Exercise prompt:
Omitting the pictures, output all of the records precisely as written.

** Opening Record excerpts block **

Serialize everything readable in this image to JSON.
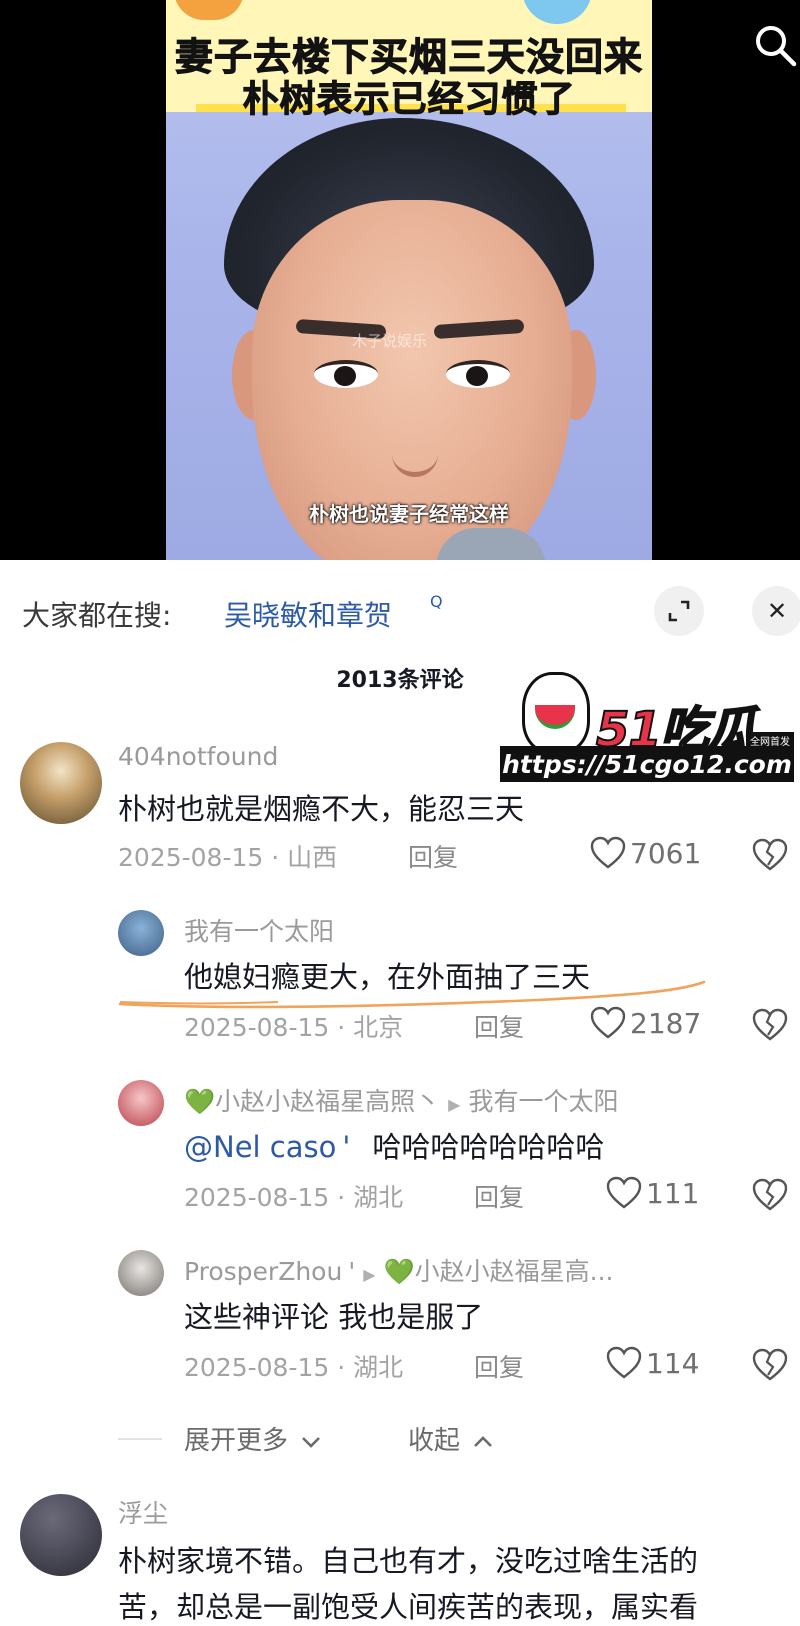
{
  "video": {
    "title_line1": "妻子去楼下买烟三天没回来",
    "title_line2": "朴树表示已经习惯了",
    "watermark": "木子说娱乐",
    "subtitle": "朴树也说妻子经常这样",
    "search_icon": "search-icon"
  },
  "search_bar": {
    "prefix": "大家都在搜:",
    "query": "吴晓敏和章贺",
    "query_icon": "Q",
    "expand_icon": "expand-icon",
    "close_icon": "close-icon",
    "close_glyph": "✕"
  },
  "comments_header": {
    "count_label": "2013条评论"
  },
  "site_logo": {
    "name": "51吃瓜",
    "badge": "全网首发",
    "url": "https://51cgo12.com"
  },
  "comments": [
    {
      "username": "404notfound",
      "content": "朴树也就是烟瘾不大，能忍三天",
      "date": "2025-08-15 · 山西",
      "reply_label": "回复",
      "likes": "7061",
      "replies": [
        {
          "username": "我有一个太阳",
          "content": "他媳妇瘾更大，在外面抽了三天",
          "date": "2025-08-15 · 北京",
          "reply_label": "回复",
          "likes": "2187"
        },
        {
          "username_heart": "💚",
          "username": "小赵小赵福星高照丶",
          "reply_to": "我有一个太阳",
          "mention": "@Nel caso",
          "mention_suffix": "'",
          "content": "哈哈哈哈哈哈哈哈",
          "date": "2025-08-15 · 湖北",
          "reply_label": "回复",
          "likes": "111"
        },
        {
          "username": "ProsperZhou",
          "username_suffix": "'",
          "reply_to_heart": "💚",
          "reply_to": "小赵小赵福星高...",
          "content": "这些神评论 我也是服了",
          "date": "2025-08-15 · 湖北",
          "reply_label": "回复",
          "likes": "114"
        }
      ],
      "expand_more_label": "展开更多",
      "collapse_label": "收起"
    },
    {
      "username": "浮尘",
      "content_line1": "朴树家境不错。自己也有才，没吃过啥生活的",
      "content_line2": "苦，却总是一副饱受人间疾苦的表现，属实看"
    }
  ],
  "colors": {
    "link_blue": "#2d5aa7",
    "annotation_orange": "#f0a35a",
    "logo_red": "#e8344a",
    "banner_yellow": "#fff6b8"
  }
}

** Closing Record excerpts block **

Answer box:
Serialize everything readable in this image to JSON.
{
  "video": {
    "title_line1": "妻子去楼下买烟三天没回来",
    "title_line2": "朴树表示已经习惯了",
    "watermark": "木子说娱乐",
    "subtitle": "朴树也说妻子经常这样",
    "search_icon": "search-icon"
  },
  "search_bar": {
    "prefix": "大家都在搜:",
    "query": "吴晓敏和章贺",
    "query_icon": "Q",
    "expand_icon": "expand-icon",
    "close_icon": "close-icon",
    "close_glyph": "✕"
  },
  "comments_header": {
    "count_label": "2013条评论"
  },
  "site_logo": {
    "name": "51吃瓜",
    "badge": "全网首发",
    "url": "https://51cgo12.com"
  },
  "comments": [
    {
      "username": "404notfound",
      "content": "朴树也就是烟瘾不大，能忍三天",
      "date": "2025-08-15 · 山西",
      "reply_label": "回复",
      "likes": "7061",
      "replies": [
        {
          "username": "我有一个太阳",
          "content": "他媳妇瘾更大，在外面抽了三天",
          "date": "2025-08-15 · 北京",
          "reply_label": "回复",
          "likes": "2187"
        },
        {
          "username_heart": "💚",
          "username": "小赵小赵福星高照丶",
          "reply_to": "我有一个太阳",
          "mention": "@Nel caso",
          "mention_suffix": "'",
          "content": "哈哈哈哈哈哈哈哈",
          "date": "2025-08-15 · 湖北",
          "reply_label": "回复",
          "likes": "111"
        },
        {
          "username": "ProsperZhou",
          "username_suffix": "'",
          "reply_to_heart": "💚",
          "reply_to": "小赵小赵福星高...",
          "content": "这些神评论 我也是服了",
          "date": "2025-08-15 · 湖北",
          "reply_label": "回复",
          "likes": "114"
        }
      ],
      "expand_more_label": "展开更多",
      "collapse_label": "收起"
    },
    {
      "username": "浮尘",
      "content_line1": "朴树家境不错。自己也有才，没吃过啥生活的",
      "content_line2": "苦，却总是一副饱受人间疾苦的表现，属实看"
    }
  ],
  "colors": {
    "link_blue": "#2d5aa7",
    "annotation_orange": "#f0a35a",
    "logo_red": "#e8344a",
    "banner_yellow": "#fff6b8"
  }
}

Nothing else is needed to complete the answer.